**BRIEF**
Every line below should be repeated exactly.

[Data about app and page elements]
◇ ◇ ◇ ◇

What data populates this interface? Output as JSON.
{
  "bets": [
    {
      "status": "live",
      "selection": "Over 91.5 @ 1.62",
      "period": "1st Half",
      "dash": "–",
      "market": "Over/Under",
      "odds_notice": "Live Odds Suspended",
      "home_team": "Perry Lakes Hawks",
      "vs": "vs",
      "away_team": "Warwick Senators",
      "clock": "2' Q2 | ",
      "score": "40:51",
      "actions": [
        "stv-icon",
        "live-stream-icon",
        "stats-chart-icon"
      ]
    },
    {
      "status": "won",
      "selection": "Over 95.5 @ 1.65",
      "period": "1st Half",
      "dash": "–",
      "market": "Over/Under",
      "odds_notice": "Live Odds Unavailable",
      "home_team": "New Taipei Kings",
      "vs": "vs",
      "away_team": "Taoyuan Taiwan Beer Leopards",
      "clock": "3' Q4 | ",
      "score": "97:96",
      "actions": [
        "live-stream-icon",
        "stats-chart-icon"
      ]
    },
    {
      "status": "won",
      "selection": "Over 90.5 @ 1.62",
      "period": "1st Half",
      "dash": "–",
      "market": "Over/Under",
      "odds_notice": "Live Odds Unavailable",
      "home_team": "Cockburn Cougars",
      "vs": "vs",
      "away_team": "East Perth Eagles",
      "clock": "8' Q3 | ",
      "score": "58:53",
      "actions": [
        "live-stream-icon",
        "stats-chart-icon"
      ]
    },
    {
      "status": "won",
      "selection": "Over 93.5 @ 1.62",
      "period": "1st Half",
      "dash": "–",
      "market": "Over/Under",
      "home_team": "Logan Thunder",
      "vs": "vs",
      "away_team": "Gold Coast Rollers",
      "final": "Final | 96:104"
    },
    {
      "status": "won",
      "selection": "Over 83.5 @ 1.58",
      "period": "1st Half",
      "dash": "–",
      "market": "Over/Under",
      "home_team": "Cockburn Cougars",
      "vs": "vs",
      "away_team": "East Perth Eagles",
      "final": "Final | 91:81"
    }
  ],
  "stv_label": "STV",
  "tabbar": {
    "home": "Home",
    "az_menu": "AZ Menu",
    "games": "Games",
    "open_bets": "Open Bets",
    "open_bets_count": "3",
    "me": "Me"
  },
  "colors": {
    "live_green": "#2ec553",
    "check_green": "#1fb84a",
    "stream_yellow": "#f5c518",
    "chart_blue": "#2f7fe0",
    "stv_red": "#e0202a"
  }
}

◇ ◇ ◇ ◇

**ANSWER FOR THE TASK**
What data populates this interface? Output as JSON.
{
  "bets": [
    {
      "status": "live",
      "selection": "Over 91.5 @ 1.62",
      "period": "1st Half",
      "dash": "–",
      "market": "Over/Under",
      "odds_notice": "Live Odds Suspended",
      "home_team": "Perry Lakes Hawks",
      "vs": "vs",
      "away_team": "Warwick Senators",
      "clock": "2' Q2 | ",
      "score": "40:51",
      "actions": [
        "stv-icon",
        "live-stream-icon",
        "stats-chart-icon"
      ]
    },
    {
      "status": "won",
      "selection": "Over 95.5 @ 1.65",
      "period": "1st Half",
      "dash": "–",
      "market": "Over/Under",
      "odds_notice": "Live Odds Unavailable",
      "home_team": "New Taipei Kings",
      "vs": "vs",
      "away_team": "Taoyuan Taiwan Beer Leopards",
      "clock": "3' Q4 | ",
      "score": "97:96",
      "actions": [
        "live-stream-icon",
        "stats-chart-icon"
      ]
    },
    {
      "status": "won",
      "selection": "Over 90.5 @ 1.62",
      "period": "1st Half",
      "dash": "–",
      "market": "Over/Under",
      "odds_notice": "Live Odds Unavailable",
      "home_team": "Cockburn Cougars",
      "vs": "vs",
      "away_team": "East Perth Eagles",
      "clock": "8' Q3 | ",
      "score": "58:53",
      "actions": [
        "live-stream-icon",
        "stats-chart-icon"
      ]
    },
    {
      "status": "won",
      "selection": "Over 93.5 @ 1.62",
      "period": "1st Half",
      "dash": "–",
      "market": "Over/Under",
      "home_team": "Logan Thunder",
      "vs": "vs",
      "away_team": "Gold Coast Rollers",
      "final": "Final | 96:104"
    },
    {
      "status": "won",
      "selection": "Over 83.5 @ 1.58",
      "period": "1st Half",
      "dash": "–",
      "market": "Over/Under",
      "home_team": "Cockburn Cougars",
      "vs": "vs",
      "away_team": "East Perth Eagles",
      "final": "Final | 91:81"
    }
  ],
  "stv_label": "STV",
  "tabbar": {
    "home": "Home",
    "az_menu": "AZ Menu",
    "games": "Games",
    "open_bets": "Open Bets",
    "open_bets_count": "3",
    "me": "Me"
  },
  "colors": {
    "live_green": "#2ec553",
    "check_green": "#1fb84a",
    "stream_yellow": "#f5c518",
    "chart_blue": "#2f7fe0",
    "stv_red": "#e0202a"
  }
}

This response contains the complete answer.